What you have to do
Each line below with the word "structured" needs to be copied.

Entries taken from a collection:
----------------------------------------
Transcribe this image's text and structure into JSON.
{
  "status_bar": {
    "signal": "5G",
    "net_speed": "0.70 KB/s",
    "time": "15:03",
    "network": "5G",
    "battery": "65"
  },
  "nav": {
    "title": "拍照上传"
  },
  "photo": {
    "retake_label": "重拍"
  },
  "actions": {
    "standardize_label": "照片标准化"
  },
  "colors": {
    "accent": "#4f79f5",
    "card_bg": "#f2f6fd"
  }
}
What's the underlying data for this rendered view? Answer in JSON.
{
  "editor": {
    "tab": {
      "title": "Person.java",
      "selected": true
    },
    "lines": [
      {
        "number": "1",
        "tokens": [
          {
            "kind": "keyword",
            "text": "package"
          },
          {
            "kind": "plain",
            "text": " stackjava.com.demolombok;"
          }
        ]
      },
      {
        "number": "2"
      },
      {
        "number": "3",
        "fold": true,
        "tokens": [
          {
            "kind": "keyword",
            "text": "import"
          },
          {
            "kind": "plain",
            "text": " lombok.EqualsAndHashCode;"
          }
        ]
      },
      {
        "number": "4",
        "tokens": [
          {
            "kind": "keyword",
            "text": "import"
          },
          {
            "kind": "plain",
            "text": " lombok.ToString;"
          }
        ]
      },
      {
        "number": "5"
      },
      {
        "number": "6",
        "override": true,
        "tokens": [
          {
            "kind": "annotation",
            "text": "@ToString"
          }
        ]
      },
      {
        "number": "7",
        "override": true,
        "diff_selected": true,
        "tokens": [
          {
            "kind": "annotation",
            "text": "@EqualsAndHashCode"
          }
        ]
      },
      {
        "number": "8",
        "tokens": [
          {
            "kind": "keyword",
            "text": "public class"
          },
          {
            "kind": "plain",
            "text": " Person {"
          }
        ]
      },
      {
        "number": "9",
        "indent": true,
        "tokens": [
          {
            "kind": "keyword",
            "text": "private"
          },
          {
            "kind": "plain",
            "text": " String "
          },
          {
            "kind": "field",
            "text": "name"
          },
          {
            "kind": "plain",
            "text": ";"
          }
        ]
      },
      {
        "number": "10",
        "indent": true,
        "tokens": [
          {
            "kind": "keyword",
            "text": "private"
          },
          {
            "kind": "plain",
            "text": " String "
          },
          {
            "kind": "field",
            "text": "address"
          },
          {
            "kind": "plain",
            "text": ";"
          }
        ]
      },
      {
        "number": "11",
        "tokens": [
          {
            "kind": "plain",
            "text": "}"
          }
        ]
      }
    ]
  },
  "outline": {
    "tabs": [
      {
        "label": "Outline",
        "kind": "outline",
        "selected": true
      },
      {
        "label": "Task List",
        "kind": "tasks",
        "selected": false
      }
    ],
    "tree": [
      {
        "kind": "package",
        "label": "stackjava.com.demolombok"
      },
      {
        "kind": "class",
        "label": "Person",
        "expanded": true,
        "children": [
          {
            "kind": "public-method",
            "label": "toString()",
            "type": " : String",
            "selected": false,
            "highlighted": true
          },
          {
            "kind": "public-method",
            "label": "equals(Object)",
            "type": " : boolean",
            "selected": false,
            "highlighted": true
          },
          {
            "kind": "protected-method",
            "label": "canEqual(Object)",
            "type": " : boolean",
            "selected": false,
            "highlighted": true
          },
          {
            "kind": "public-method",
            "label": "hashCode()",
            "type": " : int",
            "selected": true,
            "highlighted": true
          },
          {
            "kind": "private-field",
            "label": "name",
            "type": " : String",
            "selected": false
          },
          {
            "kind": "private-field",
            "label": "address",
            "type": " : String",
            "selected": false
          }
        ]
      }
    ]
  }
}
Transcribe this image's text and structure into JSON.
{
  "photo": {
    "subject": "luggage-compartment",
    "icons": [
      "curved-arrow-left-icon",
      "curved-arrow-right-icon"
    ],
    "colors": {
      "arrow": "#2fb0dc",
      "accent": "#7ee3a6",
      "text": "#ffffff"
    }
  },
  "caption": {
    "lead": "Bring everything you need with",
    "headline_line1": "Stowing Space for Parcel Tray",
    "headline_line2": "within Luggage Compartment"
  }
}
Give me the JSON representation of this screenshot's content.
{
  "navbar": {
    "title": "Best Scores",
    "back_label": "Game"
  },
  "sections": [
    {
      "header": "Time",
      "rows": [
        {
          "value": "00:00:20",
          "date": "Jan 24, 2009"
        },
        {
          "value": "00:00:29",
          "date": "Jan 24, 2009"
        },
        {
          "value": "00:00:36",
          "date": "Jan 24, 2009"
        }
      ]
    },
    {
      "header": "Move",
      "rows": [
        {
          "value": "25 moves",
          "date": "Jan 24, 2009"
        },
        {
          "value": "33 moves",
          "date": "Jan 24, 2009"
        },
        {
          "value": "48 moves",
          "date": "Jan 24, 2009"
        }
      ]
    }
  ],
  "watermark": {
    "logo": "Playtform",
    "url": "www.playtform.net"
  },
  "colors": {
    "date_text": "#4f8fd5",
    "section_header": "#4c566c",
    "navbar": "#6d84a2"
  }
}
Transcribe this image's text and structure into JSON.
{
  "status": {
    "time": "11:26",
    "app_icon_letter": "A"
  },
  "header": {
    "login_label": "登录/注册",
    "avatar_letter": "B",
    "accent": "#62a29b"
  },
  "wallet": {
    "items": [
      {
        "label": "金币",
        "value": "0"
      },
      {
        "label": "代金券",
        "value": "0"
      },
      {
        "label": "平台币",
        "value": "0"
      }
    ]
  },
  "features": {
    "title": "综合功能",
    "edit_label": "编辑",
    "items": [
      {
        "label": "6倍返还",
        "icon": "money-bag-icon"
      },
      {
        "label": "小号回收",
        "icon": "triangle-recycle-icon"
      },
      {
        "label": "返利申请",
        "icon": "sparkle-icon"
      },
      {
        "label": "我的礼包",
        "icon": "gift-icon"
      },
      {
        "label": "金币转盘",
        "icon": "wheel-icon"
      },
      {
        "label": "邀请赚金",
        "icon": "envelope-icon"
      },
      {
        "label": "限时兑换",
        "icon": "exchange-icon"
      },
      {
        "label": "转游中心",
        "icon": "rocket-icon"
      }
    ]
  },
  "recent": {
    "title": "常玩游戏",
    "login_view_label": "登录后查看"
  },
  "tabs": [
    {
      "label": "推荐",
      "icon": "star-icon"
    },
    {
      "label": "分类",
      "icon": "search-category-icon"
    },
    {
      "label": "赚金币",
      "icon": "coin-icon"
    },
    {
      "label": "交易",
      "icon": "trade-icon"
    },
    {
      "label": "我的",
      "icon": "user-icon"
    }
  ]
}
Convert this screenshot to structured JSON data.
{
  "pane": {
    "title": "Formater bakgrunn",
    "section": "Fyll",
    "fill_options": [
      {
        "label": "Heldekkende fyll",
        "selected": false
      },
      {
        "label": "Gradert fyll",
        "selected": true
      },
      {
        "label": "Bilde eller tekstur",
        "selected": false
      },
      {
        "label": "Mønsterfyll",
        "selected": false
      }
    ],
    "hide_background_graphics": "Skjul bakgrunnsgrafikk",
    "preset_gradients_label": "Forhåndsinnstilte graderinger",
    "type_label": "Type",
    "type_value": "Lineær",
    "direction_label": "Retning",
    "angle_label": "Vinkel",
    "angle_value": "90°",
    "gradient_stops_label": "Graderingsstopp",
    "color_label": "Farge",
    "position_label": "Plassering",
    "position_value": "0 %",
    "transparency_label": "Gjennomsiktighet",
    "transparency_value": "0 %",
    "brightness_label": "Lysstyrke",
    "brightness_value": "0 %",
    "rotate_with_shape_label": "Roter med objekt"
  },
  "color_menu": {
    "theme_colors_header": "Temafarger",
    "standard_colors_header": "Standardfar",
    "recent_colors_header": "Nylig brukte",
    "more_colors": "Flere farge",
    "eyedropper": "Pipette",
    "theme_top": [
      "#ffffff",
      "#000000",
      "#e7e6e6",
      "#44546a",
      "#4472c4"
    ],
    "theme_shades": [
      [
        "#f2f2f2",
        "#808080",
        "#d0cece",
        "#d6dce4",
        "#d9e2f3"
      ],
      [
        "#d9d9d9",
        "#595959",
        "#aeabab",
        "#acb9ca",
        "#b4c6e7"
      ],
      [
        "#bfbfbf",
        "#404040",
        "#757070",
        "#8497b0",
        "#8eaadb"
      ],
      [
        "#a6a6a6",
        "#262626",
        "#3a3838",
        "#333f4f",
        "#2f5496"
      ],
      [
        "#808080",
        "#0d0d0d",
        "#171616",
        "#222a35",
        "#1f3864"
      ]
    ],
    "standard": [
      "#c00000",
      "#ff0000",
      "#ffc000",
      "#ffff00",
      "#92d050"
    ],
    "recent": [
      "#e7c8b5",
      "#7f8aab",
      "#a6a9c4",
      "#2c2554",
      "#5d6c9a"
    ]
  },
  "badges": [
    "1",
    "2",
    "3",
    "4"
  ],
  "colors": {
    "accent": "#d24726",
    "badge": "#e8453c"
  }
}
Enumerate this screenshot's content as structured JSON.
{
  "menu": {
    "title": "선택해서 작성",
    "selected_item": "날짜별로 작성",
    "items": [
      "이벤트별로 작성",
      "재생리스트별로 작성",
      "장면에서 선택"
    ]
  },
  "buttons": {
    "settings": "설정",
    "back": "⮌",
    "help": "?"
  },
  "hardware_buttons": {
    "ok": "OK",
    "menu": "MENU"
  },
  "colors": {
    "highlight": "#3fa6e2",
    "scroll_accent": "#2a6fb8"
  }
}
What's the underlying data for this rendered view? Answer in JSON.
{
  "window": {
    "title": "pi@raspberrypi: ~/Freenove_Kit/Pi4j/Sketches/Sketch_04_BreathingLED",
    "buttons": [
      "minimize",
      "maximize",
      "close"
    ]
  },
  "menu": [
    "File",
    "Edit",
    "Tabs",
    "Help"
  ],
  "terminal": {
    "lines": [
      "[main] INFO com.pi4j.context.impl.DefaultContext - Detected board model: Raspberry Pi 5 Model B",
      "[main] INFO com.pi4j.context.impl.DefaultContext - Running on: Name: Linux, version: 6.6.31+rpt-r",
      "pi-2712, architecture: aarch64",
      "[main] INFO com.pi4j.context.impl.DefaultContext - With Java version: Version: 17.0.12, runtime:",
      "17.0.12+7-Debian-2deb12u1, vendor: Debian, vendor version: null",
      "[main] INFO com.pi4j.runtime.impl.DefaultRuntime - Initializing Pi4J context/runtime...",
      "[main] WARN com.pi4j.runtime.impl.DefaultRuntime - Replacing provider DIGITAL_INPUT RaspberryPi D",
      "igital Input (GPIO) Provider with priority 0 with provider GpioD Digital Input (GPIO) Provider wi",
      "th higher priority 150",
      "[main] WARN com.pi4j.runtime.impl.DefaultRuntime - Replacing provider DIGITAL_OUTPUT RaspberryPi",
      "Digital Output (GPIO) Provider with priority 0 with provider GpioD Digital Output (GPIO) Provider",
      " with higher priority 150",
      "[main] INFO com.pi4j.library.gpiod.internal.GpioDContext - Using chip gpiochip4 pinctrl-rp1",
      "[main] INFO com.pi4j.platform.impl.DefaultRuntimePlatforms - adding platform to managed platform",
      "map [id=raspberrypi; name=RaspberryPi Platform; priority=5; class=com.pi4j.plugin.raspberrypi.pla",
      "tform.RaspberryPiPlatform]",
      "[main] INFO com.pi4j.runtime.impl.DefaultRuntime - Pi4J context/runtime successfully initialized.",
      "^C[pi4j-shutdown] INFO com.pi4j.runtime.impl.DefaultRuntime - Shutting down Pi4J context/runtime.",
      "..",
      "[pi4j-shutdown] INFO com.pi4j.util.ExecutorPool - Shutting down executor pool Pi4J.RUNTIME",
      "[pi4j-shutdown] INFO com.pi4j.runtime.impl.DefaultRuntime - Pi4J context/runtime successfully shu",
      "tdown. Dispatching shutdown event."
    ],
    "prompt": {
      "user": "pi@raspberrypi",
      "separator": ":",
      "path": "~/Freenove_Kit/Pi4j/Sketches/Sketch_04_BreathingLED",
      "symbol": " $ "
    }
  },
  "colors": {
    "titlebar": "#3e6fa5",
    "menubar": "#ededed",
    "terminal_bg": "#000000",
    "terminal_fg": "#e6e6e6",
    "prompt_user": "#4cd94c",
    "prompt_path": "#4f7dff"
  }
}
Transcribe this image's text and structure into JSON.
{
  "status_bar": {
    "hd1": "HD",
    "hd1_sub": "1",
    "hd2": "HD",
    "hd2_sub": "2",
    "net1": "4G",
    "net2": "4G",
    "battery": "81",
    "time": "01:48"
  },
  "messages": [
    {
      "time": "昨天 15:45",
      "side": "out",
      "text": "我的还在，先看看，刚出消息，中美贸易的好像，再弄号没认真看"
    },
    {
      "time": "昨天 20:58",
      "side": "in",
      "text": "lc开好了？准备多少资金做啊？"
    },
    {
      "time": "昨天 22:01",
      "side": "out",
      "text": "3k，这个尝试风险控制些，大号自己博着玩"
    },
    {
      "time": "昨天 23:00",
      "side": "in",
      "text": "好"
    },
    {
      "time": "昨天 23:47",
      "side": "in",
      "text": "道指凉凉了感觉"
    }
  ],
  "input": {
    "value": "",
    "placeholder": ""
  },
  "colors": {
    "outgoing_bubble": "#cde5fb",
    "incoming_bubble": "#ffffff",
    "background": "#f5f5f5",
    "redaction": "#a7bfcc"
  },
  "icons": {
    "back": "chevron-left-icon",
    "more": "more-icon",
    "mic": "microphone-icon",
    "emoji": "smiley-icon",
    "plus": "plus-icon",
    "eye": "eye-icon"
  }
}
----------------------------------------
Problem solution
Convert this screenshot to structured JSON data.
Enumerate this screenshot's content as structured JSON.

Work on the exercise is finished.